Intuition phenomenology is the ability to acquire knowledge without inference and/or the use of reason. Intuition is often conceived as a kind of inner perception, sometimes regarded as understanding; it provides us with views, understandings, judgments, or beliefs that we cannot always verify or justify rationally. Intuition processes typically remain unknown to the thinker because they are not deliberately thought of as part of rational thinking.
Intuition phenomenology differs from insight phenomenology in that intuition, or the gut feeling one gets, is largely influenced by past knowledge and experience, whereas insight arises suddenly for a given context or problem which is not based on previous knowledge or experience.

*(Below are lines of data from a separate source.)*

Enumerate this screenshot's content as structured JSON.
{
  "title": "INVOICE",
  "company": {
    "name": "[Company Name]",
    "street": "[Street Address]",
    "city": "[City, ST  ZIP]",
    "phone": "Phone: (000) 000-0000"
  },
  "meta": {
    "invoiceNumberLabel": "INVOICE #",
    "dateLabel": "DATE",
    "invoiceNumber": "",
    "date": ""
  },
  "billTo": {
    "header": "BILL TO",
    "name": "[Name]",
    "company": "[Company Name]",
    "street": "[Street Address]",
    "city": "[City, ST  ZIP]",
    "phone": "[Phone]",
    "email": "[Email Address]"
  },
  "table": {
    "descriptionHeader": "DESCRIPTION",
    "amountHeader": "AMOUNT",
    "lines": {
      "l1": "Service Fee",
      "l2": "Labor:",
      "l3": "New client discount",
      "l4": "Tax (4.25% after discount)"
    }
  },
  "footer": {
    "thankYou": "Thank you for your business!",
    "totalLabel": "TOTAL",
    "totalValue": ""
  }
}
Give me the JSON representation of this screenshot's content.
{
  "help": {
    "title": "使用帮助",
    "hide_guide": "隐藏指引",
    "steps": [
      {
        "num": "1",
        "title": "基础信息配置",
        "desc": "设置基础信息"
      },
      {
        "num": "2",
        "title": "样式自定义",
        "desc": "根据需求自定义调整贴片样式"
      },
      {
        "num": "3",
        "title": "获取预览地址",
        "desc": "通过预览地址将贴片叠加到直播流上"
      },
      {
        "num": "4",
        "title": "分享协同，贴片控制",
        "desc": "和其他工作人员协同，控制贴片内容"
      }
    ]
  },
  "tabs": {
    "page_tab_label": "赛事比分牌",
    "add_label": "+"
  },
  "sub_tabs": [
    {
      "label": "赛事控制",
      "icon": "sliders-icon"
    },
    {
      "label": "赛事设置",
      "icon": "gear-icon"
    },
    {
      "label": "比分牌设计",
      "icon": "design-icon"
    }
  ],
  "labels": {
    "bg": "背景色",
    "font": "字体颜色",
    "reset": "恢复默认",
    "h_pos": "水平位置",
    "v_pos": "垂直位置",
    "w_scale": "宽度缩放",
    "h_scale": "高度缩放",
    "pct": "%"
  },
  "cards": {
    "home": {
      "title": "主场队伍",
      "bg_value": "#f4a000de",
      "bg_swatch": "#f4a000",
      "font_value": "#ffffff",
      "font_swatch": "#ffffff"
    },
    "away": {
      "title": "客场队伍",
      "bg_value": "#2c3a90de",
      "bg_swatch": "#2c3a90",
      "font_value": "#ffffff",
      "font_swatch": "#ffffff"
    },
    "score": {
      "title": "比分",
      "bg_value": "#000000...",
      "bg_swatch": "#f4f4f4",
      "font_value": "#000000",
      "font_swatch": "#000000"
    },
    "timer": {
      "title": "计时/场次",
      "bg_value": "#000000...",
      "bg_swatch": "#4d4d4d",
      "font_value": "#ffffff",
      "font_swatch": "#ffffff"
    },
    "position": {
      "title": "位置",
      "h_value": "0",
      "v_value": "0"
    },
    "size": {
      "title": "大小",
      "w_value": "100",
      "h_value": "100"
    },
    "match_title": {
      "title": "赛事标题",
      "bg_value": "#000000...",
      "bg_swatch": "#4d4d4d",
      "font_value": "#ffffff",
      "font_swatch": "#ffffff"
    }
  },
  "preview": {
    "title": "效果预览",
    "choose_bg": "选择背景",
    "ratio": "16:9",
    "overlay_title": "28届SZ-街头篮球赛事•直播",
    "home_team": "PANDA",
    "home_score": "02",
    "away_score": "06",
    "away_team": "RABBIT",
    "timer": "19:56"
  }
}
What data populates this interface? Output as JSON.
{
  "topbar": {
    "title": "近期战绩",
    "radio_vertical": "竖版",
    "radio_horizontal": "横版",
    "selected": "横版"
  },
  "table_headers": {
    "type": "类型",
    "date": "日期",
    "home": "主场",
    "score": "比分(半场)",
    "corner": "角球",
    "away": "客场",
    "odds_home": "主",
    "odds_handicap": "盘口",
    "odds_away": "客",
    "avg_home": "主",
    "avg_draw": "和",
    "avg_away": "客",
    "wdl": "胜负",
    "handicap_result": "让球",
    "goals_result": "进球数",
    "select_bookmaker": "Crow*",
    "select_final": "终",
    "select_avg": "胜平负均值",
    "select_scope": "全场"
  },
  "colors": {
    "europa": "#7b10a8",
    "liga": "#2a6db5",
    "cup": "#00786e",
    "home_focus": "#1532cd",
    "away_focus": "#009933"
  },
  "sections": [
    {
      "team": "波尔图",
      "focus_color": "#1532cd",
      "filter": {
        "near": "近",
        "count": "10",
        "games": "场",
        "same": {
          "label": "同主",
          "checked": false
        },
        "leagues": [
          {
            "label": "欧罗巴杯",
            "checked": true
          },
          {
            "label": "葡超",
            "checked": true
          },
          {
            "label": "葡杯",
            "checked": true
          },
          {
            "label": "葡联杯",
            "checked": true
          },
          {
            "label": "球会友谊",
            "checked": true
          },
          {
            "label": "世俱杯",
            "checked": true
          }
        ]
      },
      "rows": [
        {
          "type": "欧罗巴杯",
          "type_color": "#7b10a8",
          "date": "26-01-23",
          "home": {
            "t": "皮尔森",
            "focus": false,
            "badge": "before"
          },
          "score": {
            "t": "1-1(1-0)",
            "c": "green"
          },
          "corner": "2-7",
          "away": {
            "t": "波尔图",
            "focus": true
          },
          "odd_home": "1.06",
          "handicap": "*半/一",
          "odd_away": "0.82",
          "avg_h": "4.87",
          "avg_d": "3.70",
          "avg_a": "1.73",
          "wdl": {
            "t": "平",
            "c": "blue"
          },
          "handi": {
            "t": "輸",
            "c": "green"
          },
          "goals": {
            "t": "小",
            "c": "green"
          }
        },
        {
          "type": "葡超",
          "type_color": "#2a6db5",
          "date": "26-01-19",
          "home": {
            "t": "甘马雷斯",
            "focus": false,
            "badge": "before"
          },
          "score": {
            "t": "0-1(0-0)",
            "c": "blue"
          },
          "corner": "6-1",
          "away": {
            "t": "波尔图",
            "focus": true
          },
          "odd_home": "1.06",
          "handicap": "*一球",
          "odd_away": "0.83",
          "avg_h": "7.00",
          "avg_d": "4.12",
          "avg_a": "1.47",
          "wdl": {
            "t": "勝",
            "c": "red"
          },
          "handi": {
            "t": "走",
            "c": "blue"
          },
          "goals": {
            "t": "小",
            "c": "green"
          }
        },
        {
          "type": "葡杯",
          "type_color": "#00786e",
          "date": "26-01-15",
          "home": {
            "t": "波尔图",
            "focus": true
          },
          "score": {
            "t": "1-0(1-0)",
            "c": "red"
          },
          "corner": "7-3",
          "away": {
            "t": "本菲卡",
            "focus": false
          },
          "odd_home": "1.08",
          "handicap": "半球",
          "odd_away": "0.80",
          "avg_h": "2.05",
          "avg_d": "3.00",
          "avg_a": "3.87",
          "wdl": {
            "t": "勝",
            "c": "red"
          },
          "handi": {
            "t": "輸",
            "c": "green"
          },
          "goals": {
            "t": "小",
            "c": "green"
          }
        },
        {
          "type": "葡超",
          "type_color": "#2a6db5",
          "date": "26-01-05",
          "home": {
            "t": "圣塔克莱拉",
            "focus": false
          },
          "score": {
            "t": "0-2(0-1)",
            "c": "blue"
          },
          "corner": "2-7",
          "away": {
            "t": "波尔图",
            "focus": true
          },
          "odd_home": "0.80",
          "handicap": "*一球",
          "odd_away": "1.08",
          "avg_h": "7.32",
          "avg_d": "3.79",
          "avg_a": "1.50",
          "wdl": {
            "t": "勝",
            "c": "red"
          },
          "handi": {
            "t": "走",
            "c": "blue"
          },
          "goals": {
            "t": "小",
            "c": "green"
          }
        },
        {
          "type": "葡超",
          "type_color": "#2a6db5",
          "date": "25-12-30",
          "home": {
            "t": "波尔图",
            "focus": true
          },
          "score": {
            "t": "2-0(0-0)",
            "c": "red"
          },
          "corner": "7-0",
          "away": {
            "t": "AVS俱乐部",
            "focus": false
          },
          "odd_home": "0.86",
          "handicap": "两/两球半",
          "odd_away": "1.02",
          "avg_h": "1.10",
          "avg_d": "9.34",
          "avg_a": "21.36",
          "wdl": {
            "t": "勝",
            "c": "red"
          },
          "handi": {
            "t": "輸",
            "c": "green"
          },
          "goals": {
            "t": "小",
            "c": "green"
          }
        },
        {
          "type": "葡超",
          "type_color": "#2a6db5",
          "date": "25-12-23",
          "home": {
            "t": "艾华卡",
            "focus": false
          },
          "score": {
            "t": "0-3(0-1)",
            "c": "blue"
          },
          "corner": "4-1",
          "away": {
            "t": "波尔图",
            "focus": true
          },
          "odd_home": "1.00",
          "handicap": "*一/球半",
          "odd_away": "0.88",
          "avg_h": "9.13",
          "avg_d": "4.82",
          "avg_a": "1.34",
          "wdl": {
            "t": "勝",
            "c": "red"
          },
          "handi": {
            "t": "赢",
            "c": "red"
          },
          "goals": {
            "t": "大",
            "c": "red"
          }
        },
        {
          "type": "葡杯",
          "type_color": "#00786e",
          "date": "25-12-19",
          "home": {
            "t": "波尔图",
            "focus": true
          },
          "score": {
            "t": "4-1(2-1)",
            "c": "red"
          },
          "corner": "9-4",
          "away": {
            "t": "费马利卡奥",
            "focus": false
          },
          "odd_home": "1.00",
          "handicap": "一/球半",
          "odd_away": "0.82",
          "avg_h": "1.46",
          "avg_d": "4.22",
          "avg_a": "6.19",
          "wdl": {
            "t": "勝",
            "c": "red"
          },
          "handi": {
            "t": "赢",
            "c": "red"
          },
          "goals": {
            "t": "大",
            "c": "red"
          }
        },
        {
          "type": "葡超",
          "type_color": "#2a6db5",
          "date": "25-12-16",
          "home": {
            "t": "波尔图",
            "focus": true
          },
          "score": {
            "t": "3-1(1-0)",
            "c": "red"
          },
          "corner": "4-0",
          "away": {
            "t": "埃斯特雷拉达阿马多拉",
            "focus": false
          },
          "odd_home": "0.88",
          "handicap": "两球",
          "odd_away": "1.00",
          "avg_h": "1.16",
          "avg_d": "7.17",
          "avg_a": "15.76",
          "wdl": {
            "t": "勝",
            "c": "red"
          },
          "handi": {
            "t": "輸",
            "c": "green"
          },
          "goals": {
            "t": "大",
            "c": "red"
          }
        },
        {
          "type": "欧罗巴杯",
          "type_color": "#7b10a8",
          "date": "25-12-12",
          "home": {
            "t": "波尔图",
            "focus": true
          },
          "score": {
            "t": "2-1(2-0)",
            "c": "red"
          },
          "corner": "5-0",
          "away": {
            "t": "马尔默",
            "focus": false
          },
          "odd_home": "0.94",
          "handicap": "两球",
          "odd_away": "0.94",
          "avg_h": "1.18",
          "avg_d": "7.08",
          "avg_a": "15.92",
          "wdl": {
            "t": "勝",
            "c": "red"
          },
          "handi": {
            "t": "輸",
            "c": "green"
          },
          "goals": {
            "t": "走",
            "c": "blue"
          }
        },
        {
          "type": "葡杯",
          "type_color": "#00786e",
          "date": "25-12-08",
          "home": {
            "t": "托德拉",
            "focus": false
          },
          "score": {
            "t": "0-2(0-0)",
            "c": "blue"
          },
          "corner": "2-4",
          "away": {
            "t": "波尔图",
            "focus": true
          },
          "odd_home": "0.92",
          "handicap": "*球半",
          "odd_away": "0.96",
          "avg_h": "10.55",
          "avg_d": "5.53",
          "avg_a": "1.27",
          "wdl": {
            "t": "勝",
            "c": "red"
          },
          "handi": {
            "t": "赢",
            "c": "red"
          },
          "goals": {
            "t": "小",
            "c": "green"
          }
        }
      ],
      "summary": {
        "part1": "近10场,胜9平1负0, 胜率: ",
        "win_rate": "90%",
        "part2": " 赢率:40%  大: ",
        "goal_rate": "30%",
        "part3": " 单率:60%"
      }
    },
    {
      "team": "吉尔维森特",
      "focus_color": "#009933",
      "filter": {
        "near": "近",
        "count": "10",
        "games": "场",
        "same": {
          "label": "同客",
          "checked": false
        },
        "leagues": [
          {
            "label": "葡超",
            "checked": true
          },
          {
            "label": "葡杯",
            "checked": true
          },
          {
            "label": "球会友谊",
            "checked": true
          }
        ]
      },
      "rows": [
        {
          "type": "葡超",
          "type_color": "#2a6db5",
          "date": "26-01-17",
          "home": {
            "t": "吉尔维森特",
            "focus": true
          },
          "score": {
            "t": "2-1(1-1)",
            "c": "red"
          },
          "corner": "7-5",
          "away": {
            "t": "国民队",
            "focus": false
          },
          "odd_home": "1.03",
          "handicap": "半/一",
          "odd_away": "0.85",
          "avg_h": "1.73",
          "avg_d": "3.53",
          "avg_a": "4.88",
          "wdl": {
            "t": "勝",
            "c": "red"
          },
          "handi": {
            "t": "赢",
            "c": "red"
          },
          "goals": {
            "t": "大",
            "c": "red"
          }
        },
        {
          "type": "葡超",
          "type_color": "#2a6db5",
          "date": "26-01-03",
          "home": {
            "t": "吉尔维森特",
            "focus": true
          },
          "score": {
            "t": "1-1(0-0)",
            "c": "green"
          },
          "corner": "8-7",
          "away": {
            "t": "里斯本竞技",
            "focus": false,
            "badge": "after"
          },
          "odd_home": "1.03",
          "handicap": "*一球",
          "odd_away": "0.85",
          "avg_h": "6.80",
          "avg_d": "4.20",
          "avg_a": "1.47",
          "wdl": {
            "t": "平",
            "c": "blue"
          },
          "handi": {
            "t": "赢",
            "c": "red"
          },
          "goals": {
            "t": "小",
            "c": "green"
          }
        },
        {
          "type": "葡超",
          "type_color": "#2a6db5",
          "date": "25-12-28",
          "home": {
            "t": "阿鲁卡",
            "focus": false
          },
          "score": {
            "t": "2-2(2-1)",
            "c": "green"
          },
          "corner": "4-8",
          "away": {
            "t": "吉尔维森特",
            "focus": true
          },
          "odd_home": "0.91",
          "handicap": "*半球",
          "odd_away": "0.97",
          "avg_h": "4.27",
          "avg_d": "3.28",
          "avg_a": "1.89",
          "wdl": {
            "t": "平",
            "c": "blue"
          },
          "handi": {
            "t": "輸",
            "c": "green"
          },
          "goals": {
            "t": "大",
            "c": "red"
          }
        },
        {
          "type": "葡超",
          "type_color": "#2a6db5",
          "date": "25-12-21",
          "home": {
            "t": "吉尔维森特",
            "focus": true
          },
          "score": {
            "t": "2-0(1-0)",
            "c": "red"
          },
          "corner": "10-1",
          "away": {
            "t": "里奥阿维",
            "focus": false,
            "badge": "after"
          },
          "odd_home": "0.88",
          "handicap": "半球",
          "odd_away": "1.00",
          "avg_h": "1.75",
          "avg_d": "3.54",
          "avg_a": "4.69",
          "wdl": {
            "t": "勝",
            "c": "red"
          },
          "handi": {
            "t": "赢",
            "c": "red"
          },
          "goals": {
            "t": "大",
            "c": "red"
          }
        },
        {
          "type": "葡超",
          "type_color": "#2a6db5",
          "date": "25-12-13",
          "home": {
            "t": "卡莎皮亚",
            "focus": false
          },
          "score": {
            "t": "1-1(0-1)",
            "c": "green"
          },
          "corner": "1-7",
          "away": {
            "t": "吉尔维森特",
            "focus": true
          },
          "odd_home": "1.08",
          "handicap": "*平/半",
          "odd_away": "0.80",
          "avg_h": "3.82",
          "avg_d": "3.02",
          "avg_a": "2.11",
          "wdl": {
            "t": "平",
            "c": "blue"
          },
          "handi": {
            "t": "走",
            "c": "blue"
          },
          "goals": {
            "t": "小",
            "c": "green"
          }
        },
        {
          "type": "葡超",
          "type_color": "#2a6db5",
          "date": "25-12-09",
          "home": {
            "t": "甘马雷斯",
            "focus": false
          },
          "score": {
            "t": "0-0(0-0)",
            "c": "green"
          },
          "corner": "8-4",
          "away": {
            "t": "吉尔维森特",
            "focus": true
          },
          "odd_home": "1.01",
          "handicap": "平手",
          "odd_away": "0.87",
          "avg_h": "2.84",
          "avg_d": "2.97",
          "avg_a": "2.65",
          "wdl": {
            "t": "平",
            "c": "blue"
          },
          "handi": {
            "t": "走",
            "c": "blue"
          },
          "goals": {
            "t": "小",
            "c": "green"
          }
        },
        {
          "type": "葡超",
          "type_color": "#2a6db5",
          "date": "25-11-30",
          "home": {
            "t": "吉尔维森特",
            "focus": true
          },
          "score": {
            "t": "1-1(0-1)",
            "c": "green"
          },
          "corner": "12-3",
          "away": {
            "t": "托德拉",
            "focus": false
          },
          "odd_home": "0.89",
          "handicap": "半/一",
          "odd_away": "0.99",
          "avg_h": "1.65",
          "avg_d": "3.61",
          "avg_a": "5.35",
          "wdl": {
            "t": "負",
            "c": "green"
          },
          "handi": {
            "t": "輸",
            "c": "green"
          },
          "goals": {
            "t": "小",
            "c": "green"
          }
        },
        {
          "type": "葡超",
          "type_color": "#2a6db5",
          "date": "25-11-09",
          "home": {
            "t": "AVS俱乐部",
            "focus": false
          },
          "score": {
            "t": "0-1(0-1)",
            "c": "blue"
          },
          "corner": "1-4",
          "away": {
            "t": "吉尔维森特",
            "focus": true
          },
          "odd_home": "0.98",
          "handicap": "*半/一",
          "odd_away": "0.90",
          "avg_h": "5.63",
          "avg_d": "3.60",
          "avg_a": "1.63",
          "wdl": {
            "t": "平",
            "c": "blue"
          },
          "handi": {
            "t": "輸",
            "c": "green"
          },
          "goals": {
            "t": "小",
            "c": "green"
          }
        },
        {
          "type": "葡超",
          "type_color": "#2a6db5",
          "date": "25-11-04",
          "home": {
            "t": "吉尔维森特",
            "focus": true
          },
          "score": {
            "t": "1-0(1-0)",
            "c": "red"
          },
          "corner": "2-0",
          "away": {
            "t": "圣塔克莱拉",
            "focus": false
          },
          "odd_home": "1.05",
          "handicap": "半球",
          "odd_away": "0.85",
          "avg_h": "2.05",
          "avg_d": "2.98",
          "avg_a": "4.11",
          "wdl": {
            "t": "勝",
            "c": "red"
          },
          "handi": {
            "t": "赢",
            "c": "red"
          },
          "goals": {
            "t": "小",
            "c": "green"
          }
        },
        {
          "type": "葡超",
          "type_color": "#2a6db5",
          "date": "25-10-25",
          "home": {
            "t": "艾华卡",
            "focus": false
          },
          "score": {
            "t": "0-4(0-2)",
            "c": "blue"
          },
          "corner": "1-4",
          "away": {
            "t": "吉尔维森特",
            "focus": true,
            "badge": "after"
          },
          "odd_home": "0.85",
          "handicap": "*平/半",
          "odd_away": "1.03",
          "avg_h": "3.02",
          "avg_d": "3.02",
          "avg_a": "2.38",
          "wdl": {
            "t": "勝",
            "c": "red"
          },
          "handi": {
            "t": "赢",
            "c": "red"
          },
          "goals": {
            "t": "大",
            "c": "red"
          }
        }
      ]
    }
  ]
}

Heuristics are simple and efficient rules, learned or hard-wired over time, that help explain how people make decisions, come to judgments, and solve problems - especially when facing complex problems or incomplete information. These "mental shortcuts," as they're called, do not always lead to the correct solution, but work well under most circumstances as an efficient and relative process. We use heuristics when we accept information or strategies as 'good enough' for our needs, even though there may be a better method. Examples of heuristics include making an "educated guess", comparing similar past experiences to a current experience to solve a problem, or using "common sense. "
Algorithms are mental processes which relate to how people understand, diagnose, and solve problems, mediating between a stimulus and response. They are rules that are not necessarily understood, but promise an accurate solution - unlike a heuristic. A mathematical formula is a good example of an algorithm, as it has a straightforward and step-by-step way of being solved.